Mississippi, like a growing number of states, has tried to end the practice of jailing people for being poor. In 2018, the Legislature passed a law requiring that judges find individuals have willfully failed to pay fines, fees or restitution before sending them to jail. 

Under the new law, judges are supposed to include time limits on some sentences to restitution centers — but that’s rarely happening, our analysis shows. Only 15 of the 214 inmates in the centers as of January 2019 were given time limits as well as amounts of money they needed to earn, according to our review of their court records.  

The only time in recent history the restitution centers came under the microscope, in a 2014 report by Mississippi’s legislative watchdog agency, the primary focus was how slowly victims got paid. At that time, local courts doled out payments to victims last, but since 2017 court rules require that the money inmates earn goes to victims before it covers criminal fines (though the court still takes its cut in fees first).

Between 2016 and 2018, the state allocated about $6.8 million to the corrections  department to operate the restitution centers. The inmates earned about $6.4 million in that time. Data from Harrison County on the Gulf Coast shows that years after people entered the restitution centers, they still owed more than a third of their total debts to the court. 

Inmates, lawyers and even some court staff say the state’s bad recordkeeping has kept people locked up even after they had earned enough money to leave. 

Photos by Eric J. Shelton/Mississippi Today, Report For America

Julia Gonzales spent several months at the Flowood Restitution Center in 2015, working to pay off debts from an old drug possession case. She holds a calendar she sketched out there to estimate when she would earn enough money to be released. Gonzales relapsed while living at the center and, after being sent back to prison, eventually received court-ordered addiction treatment at Mississippi State Hospital. She now runs a construction business in Caledonia with her husband, works as a life coach and sits on the board of the local jail ministry Columbus Carpenters for Christ.

Justin Wetzel, the court clerk in Harrison County, said he gets calls about once a week from family members of inmates, asking why they haven’t been released after earning enough to cover their debts.

“Something seems fishy,” said Wetzel, who said he can’t get answers from the corrections department.

Frank Fairley, who pleaded guilty in 2012 to aiding in the robbery of a hotel clerk at the Hilton Garden Inn in Gulfport, said that’s what happened to him. The state released him from prison after he served about half of his five-year sentence, but he fell behind on his court-ordered payments. In 2018, a judge sentenced him to the Hinds County Restitution Center in Jackson to work off $2,237.50 in debt.

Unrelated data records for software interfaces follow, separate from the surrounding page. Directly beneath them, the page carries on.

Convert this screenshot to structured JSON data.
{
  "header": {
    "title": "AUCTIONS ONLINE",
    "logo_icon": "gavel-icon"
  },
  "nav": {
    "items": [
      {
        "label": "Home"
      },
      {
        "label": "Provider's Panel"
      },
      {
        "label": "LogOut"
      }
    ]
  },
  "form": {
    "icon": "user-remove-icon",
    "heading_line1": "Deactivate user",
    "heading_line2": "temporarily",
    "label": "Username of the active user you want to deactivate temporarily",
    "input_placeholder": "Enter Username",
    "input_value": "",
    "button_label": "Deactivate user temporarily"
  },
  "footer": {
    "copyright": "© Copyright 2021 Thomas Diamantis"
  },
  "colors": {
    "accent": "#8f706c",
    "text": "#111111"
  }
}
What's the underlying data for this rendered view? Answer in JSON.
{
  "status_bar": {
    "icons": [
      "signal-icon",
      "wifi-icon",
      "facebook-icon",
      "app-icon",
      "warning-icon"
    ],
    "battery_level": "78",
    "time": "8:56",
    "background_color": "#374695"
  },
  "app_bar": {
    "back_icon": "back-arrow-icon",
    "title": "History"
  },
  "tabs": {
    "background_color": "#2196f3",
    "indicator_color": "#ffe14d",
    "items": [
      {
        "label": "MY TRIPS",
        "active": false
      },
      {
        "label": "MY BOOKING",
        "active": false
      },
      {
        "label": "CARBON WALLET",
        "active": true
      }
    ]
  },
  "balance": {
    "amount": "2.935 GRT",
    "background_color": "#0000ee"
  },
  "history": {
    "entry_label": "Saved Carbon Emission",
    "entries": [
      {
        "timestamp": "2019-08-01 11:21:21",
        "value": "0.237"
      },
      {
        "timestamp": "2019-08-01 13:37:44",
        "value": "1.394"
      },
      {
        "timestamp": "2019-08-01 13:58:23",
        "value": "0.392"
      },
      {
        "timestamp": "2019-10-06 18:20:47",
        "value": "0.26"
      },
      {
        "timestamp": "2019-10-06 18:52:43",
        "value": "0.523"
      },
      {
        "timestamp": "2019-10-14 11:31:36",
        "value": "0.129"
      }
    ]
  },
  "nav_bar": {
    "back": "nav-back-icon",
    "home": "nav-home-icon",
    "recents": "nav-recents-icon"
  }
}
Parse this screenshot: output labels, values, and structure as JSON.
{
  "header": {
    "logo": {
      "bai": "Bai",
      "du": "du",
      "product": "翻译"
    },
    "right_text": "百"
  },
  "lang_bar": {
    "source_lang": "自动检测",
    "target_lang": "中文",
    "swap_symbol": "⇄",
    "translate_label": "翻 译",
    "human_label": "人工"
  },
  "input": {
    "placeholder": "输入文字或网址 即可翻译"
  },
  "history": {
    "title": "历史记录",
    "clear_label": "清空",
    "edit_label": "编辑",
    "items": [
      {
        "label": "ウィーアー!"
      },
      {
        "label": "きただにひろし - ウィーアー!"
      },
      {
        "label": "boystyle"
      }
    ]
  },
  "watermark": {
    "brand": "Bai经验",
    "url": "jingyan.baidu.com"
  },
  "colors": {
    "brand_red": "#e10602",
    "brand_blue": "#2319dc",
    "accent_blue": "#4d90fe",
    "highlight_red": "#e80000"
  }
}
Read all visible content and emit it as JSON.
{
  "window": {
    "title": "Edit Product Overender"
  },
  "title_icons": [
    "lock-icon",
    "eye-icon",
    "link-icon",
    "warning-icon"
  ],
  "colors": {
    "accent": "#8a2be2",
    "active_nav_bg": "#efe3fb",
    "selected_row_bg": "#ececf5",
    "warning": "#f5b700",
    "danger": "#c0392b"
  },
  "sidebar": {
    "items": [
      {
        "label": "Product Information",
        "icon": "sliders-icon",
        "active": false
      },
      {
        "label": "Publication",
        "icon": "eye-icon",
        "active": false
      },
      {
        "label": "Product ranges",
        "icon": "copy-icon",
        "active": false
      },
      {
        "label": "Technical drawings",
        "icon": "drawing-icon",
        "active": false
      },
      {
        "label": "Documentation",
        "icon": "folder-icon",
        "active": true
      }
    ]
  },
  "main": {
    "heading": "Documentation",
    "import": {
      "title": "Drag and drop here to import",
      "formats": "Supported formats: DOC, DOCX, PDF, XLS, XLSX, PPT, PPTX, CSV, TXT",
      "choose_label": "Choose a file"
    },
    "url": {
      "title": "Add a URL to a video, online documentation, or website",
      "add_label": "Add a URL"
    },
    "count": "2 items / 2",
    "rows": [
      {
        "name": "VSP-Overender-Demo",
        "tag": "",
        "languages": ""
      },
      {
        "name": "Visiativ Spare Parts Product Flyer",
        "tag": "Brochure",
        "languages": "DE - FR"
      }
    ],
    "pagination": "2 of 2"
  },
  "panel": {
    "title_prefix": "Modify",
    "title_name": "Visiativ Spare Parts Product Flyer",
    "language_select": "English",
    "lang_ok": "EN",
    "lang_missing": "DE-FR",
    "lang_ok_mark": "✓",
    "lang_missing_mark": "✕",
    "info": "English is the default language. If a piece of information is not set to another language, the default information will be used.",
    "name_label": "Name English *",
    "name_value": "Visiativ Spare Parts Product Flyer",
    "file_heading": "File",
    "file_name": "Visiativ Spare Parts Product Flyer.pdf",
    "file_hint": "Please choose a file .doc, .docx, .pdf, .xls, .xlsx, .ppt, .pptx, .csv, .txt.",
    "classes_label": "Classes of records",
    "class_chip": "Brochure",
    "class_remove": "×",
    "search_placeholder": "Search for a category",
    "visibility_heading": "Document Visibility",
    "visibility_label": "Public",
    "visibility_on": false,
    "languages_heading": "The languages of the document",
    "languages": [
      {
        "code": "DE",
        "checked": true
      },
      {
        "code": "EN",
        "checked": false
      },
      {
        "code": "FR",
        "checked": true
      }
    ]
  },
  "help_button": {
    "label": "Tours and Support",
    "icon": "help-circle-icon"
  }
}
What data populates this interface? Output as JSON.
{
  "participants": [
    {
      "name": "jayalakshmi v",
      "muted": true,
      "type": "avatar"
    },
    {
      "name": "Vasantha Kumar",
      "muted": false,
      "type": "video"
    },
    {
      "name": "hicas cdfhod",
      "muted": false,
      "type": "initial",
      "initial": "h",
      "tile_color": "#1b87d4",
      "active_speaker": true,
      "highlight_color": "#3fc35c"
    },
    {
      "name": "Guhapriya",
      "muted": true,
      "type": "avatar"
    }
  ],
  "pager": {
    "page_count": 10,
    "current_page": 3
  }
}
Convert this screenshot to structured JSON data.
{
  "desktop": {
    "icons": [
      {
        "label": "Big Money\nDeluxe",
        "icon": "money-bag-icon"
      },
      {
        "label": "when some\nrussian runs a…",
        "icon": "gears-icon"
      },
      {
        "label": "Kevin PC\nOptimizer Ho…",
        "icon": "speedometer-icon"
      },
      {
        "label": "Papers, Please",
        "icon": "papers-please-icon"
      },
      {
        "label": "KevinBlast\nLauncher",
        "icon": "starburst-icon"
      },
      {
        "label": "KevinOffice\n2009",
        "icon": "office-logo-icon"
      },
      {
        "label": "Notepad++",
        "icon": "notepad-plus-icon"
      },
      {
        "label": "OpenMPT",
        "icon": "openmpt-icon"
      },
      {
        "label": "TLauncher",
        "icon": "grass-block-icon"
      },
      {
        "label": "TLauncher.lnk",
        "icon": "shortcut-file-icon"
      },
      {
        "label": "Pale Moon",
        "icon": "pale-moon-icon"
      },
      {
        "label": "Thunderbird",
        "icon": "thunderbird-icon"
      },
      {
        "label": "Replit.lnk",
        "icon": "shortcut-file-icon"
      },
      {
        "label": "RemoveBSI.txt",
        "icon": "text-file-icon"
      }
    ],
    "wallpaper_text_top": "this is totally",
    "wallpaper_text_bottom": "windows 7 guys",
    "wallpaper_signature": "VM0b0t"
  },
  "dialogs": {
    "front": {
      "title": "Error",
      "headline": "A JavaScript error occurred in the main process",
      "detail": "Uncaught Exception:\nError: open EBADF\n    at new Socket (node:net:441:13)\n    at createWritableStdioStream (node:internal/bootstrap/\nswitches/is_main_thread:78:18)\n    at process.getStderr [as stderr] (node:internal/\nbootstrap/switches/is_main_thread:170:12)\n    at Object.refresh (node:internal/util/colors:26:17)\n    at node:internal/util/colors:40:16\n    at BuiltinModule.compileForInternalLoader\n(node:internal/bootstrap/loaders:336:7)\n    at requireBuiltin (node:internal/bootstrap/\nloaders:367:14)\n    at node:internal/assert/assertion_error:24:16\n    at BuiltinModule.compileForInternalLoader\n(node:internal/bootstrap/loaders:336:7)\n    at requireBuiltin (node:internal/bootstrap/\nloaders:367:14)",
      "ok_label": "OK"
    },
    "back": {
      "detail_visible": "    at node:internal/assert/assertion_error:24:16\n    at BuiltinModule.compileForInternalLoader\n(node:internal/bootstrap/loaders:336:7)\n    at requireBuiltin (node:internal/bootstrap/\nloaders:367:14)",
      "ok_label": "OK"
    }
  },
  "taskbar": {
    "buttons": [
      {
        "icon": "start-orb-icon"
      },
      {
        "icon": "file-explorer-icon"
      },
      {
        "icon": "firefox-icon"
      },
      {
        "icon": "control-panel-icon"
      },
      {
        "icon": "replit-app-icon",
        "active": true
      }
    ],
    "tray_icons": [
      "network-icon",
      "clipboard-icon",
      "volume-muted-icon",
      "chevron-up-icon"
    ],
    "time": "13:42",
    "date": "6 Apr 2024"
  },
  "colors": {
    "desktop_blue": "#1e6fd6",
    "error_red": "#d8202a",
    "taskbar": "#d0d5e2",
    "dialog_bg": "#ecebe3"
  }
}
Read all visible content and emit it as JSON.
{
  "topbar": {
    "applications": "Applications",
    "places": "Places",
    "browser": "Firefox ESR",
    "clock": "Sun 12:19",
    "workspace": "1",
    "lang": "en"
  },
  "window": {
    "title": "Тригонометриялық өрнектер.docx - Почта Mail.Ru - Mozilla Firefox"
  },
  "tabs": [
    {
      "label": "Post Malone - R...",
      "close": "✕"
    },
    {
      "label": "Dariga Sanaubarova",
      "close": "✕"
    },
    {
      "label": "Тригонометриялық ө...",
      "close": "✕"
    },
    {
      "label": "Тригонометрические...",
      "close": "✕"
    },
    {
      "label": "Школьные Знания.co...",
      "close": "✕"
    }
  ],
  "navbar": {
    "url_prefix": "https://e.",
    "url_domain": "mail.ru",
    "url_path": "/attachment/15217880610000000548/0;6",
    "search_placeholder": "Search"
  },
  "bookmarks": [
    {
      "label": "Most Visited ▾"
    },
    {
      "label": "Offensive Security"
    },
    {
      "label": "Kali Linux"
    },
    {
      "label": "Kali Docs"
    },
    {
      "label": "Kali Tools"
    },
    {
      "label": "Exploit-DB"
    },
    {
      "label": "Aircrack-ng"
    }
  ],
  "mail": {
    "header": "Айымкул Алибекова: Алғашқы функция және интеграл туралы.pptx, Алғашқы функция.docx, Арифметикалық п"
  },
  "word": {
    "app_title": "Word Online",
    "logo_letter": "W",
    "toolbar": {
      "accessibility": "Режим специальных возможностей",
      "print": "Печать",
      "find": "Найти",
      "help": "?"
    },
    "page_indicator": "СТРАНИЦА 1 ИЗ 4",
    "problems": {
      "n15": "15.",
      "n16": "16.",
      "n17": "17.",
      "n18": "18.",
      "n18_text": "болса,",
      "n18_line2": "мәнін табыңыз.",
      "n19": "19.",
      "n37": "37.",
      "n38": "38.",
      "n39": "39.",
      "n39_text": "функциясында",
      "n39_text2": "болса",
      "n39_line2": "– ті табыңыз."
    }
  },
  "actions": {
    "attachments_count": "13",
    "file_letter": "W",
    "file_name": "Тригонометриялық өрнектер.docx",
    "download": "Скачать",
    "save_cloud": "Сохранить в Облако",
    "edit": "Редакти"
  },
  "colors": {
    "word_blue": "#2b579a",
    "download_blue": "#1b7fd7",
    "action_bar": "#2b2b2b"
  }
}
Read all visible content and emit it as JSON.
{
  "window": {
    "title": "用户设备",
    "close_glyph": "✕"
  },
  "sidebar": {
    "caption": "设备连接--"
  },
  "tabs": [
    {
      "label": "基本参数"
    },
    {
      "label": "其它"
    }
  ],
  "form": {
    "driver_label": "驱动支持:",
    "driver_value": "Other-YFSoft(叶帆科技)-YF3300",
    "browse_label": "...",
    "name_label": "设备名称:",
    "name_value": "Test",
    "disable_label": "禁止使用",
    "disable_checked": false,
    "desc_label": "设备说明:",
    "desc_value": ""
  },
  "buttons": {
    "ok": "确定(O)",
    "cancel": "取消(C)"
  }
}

Unlike most restitution center inmates, Fairley got a job with pretty good pay — almost $14 an hour — driving a truck at a chicken processing plant. Within weeks, he figured he had earned enough to secure his freedom. But he said corrections officials wouldn’t let him go.

He finally walked off the job, turned himself in for leaving the program and spent a month in jail. A judge eventually confirmed he had paid all he owed. He was a free man.

In fact, Fairley said he overpaid his debt: “I should have like a $300 check.” But he is so happy to be out, he added, “If they don’t send it, I’m fine with that too.”

This story is part of an investigation published in partnership with The Marshall Project, a nonprofit news organization covering the U.S. criminal justice system. Sign up for The Marshall Project’s newsletter, or follow them on Facebook or Twitter.

Read the rest of the series here.